Prior to the Credit CARD Act in 2009, card issuers descended on college campuses, handing out free food and swag in exchange for completed credit card applications — and you didn’t need significant income or even a job to qualify. This, not surprisingly, left a lot of college students with unmanageable credit card debt. So, the federal government created several consumer provisions that would protect students from getting a credit card before they were financially ready.
The result is that while there are plenty of student credit cards on the market, students may have a hard time getting one — at least not without knowing what to look for
“Credit scores are used to make decisions about almost everything, from cellphones to apartments and loans,” says Laks Vasudevan, senior vice president of consumer card product management at Huntington National Bank.
“So, it’s important for college students to start building a strong credit history early on,” she says.
While it’s possible to achieve this goal without credit cards, it’s not a bad idea to learn how to use them responsibly.

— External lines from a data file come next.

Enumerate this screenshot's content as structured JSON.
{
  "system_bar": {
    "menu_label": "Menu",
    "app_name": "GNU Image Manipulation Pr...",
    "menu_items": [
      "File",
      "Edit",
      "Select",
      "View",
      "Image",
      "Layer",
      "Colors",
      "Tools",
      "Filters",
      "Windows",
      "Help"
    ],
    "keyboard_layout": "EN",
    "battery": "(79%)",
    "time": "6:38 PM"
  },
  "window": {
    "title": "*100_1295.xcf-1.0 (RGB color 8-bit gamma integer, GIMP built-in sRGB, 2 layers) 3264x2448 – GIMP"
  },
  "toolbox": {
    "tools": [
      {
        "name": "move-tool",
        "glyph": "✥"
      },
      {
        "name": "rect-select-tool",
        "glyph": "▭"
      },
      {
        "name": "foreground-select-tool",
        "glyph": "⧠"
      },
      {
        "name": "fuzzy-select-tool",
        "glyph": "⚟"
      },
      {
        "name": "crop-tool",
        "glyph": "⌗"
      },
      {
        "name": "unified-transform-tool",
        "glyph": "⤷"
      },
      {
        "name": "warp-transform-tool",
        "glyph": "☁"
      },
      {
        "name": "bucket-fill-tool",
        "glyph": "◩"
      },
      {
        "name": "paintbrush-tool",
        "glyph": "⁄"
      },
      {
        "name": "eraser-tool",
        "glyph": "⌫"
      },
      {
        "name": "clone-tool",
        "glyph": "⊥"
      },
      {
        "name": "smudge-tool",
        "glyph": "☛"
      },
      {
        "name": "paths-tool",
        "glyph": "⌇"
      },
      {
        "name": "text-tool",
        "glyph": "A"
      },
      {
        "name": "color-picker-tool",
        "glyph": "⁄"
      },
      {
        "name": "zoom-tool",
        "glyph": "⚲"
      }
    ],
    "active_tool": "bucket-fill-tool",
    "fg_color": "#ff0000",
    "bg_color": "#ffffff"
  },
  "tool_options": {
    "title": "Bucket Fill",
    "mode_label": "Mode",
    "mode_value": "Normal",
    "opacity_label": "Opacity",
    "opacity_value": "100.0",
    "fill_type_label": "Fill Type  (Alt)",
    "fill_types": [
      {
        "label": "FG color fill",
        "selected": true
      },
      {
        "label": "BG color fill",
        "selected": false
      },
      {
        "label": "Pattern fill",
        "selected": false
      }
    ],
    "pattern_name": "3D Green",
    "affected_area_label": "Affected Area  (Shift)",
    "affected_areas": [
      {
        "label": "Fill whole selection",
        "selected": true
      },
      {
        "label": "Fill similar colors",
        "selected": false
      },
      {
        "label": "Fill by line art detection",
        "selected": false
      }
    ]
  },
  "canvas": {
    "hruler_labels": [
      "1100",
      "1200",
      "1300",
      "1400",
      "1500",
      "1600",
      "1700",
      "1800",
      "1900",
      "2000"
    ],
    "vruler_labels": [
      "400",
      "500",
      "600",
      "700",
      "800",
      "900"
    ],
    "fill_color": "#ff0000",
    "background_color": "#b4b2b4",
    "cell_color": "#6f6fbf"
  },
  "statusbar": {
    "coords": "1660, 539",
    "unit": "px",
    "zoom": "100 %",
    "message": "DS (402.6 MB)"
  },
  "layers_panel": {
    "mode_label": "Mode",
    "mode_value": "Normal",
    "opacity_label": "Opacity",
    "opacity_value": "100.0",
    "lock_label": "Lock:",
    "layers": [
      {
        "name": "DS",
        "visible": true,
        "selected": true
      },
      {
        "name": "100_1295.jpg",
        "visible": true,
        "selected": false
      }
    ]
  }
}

Below are steps you can take to improve your chances of getting one.
1. Know if you qualify
Before you apply for a credit card, make sure you meet the issuer’s general requirements, which typically include:
- You must be currently enrolled in college (one exception is the Journey Student Rewards from Capital One).
- You must be at least 18 years old and show that you earn an income. If you have no income at all, your best bet may be to apply for a credit card from an issuer that allows co-signers or joint account holders or that considers alternative credit data when making an approval decision.
- You should have a Social Security number.
- You must pass a credit check.
2. Review your credit report
The information in your credit report is what the three credit bureaus use to calculate your score, so it’s important that it’s accurate.
- Order your free report from the three major bureaus at AnnualCreditReport.com.
- Review your report carefully and immediately report any inaccuracies.
- If your credit score is low, take steps to improve it so you’ll be able to access the best cards and lowest interest rates.
3. Compare cards
It’s important to look at a number of student credit cards to make sure you choose the one that best fits your spending habits and lifestyle. Here are some things to evaluate when you’re comparing credit cards:
- Type of credit card: Which type of credit card best matches your lifestyle and spending habits? Is it cash back rewards, points or miles? Once you decide, look for a card that rewards you for the things that you spend the most on, such as groceries or gas.
- Average APR: Consider the interest rate in the event you have to carry a balance. While we encourage you to pay your balance in full every month, life happens, and you may end up paying interest on purchases you can’t afford to pay off right away — so the lower the interest rate, the better.
- Additional fees: To identify any additional charges you might be subjected to, read the Schumer box, which includes a typical table outlining all the rates and fees. Many cards come with annual fees, foreign transaction fees, and setup or monthly maintenance fees. Choose the card with the lowest number of fees to save money.
- Intro offer: Some student credit cards offer an introductory offer for new cardholders. The introductory offer includes cash back matches or money, like $100, accredited to your account. Watch out for spending requirements to qualify for the offer and its duration. If you don’t meet the requirements, you will lose the intro offer. The spending requirements can vary among cards, but you can find one that only requires you to make your first purchase, like the Chase Freedom® Student credit card.
- Credit history recommended: To qualify for a student credit card, there are issuers that require you to be in a certain range of the FICO score or VantageScore, like “good to excellent.” Find out which one is required and if your credit history meets such requirements. If you have poor or no credit history at all, you can still find credit cards that don’t require a credit history, such as the Discover it® Student chrome and the Capital One SavorOne Student Cash Rewards Credit Card.
4. Apply for a card
Once you zero in on the card you want, you can apply for it. The easiest way is to fill out the application online. You might get approved immediately or you might have to wait for a decision to come in the mail. Before you apply, be sure you have everything you need:
- Your Social Security number
- Your monthly housing payment
- Your contact information
- All income (this includes deposits in a shared account)
The CARD Act is an important law that helps protect college students from getting in over their heads too easily.
But while student credit cards today are designed specifically with college students in mind, being in school isn’t enough to get approved.
As you figure out how to maximize the amount of income you can claim on your application, consider alternative credit products and seek out a co-signer. You’ll have a better chance of getting the right card for you to begin building your credit history.
The editorial content on this page is based solely on the objective assessment of our writers and is not driven by advertising dollars. It has not been provided or commissioned by the credit card issuers. However, we may receive compensation when you click on links to products from our partners.